Rafael Winkler is an associate professor in the philosophy department at the University of Johannesburg
“Winkler’s question: “Who has the authority to speak about South African identity?” may be rephrased into Linda Alcoff’s question: “Who has the authority to speak for others?”. She argues that to speak “for” or “about” others amounts to the same thing. Although White paternalism assumed many different forms, the one form which Steve Biko, the Black Consciousness adherents, and the black philosophers in the PSSA particularly abhorred was what Linda Alcoff calls “the problem of speaking for others”, especially by those whose location is socially, politically economically and epistemically salient. Speaking on behalf of blacks by whites of goodwill, for example, has always been a major problem among blacks struggling for freedom in antiblack societies. As far back as 1827, for example, the opening editorial of the first black newspaper in New York read:
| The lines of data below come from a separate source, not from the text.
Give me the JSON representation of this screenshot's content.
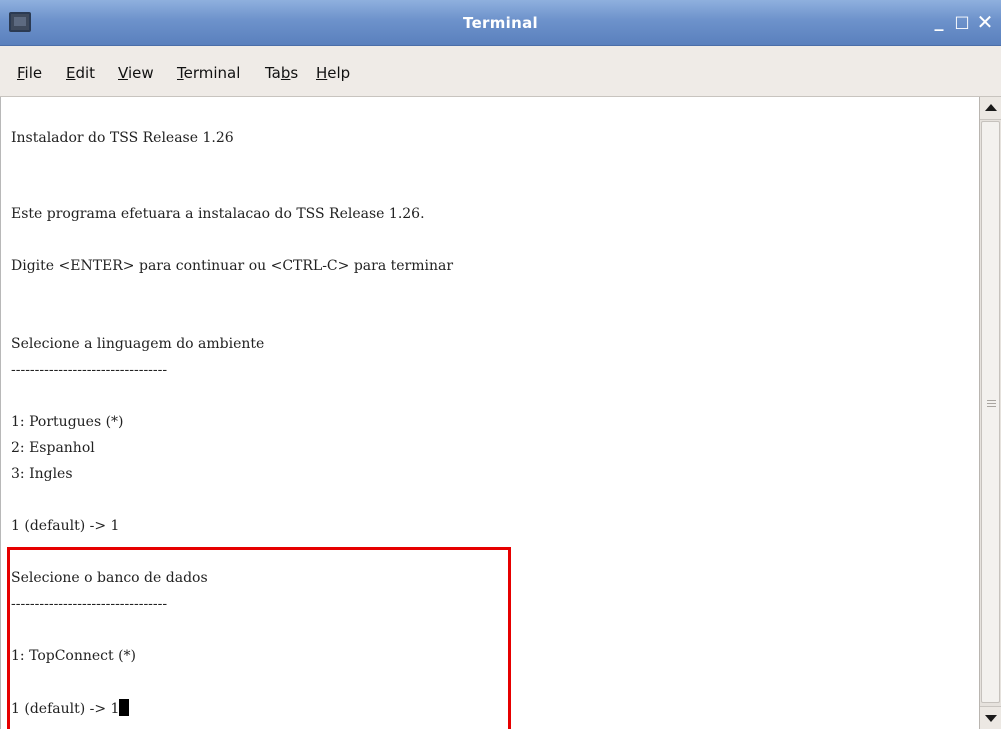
{
  "window": {
    "title": "Terminal"
  },
  "menu": [
    {
      "label": "File",
      "mnemonic": "F",
      "rest": "ile"
    },
    {
      "label": "Edit",
      "mnemonic": "E",
      "rest": "dit"
    },
    {
      "label": "View",
      "mnemonic": "V",
      "rest": "iew"
    },
    {
      "label": "Terminal",
      "mnemonic": "T",
      "rest": "erminal"
    },
    {
      "label": "Tabs",
      "pre": "Ta",
      "mnemonic": "b",
      "rest": "s"
    },
    {
      "label": "Help",
      "mnemonic": "H",
      "rest": "elp"
    }
  ],
  "terminal": {
    "lines": [
      "Instalador do TSS Release 1.26",
      "Este programa efetuara a instalacao do TSS Release 1.26.",
      "Digite <ENTER> para continuar ou <CTRL-C> para terminar",
      "Selecione a linguagem do ambiente",
      "---------------------------------",
      "1: Portugues (*)",
      "2: Espanhol",
      "3: Ingles",
      "1 (default) -> 1",
      "Selecione o banco de dados",
      "---------------------------------",
      "1: TopConnect (*)",
      "1 (default) -> 1"
    ]
  },
  "colors": {
    "highlight_border": "#e60000",
    "titlebar": "#6d92cb"
  },
  "icons": {
    "app": "terminal-icon",
    "minimize": "minimize-icon",
    "maximize": "maximize-icon",
    "close": "close-icon"
  }
}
“We wish to plead our own cause. Too long have others spoken for us. Too long has the public been deceived by misrepresentations, in things which concern us dearly. From the press and the pulpit we have suffered much by being incorrectly represented. Men whom we equally love and admire have not hesitated to represent us disadvantageously, without becoming personally acquainted with the state of things, nor discerning between virtue and vice among us.”
Around the same period, Martin Delany also rejected white paternalism and urged blacks not to allow whites to think and speak for them. Persons from dominant groups who speak for others are often treated as authenticating presences that confer legitimacy and credibility on the demands of subjugated speakers. Such speaking for others does nothing to disrupt the discursive hierarchies that operate in public spaces. As a matter of fact, Alcoff correctly points out, “certain privileged locations are discursively dangerous i.e., the practice of privileged persons speaking for or on behalf of less privileged persons has actually resulted (in many cases) in increasing or re-enforcing the oppression of the group spoken for”. What the black philosophers’ demand amounts to is: “Speak with and to us” and not “Speak for or about us”. The black philosophers at the conference were questioning the right given to white philosophers to speak for black philosophers in the PSSA.
Let me round up with Winkler’s liberal person who is gripped by “white guilt”. In Winkler’s view, part of the fundamental problem of post-apartheid South Africa is “white guilt”. He writes: “As long as our discourse on race, racism and South African identity remains invested with the values of racialism, nationalism and white guilt, they will continue to generate the old forms of xenophobia and exclusion in new and untold ways”. . I am not sure whether I’m reading Winkler to be saying that whites should not feel remorse about what they have done to blacks for centuries on end, and are still doing. In other words, white guilt should be done away with, we should forget what happened and move on as everything is now ok. If this is what is implied, then the whole argument smacks of post-racism discourse which asserts that talk of racism is a veritable agent provocateur of discomfort, anxiety or hatred and therefore should be avoided because racism died with the demise of de jure @apartheid. Unfortunately, as Alexis de Tocqueville commenting on how black people bear the stigma of racism, once remarked: “There is a natural prejudice that prompts men to despise whoever has been their inferior long after he has become their equal.” Unlike other enslaved peoples, black subjects, by contrast “transmit the eternal mark of [their] ignominy to all their descendants; and although the law may abolish [racism/apartheid], God alone can obliterate the traces of its existence”.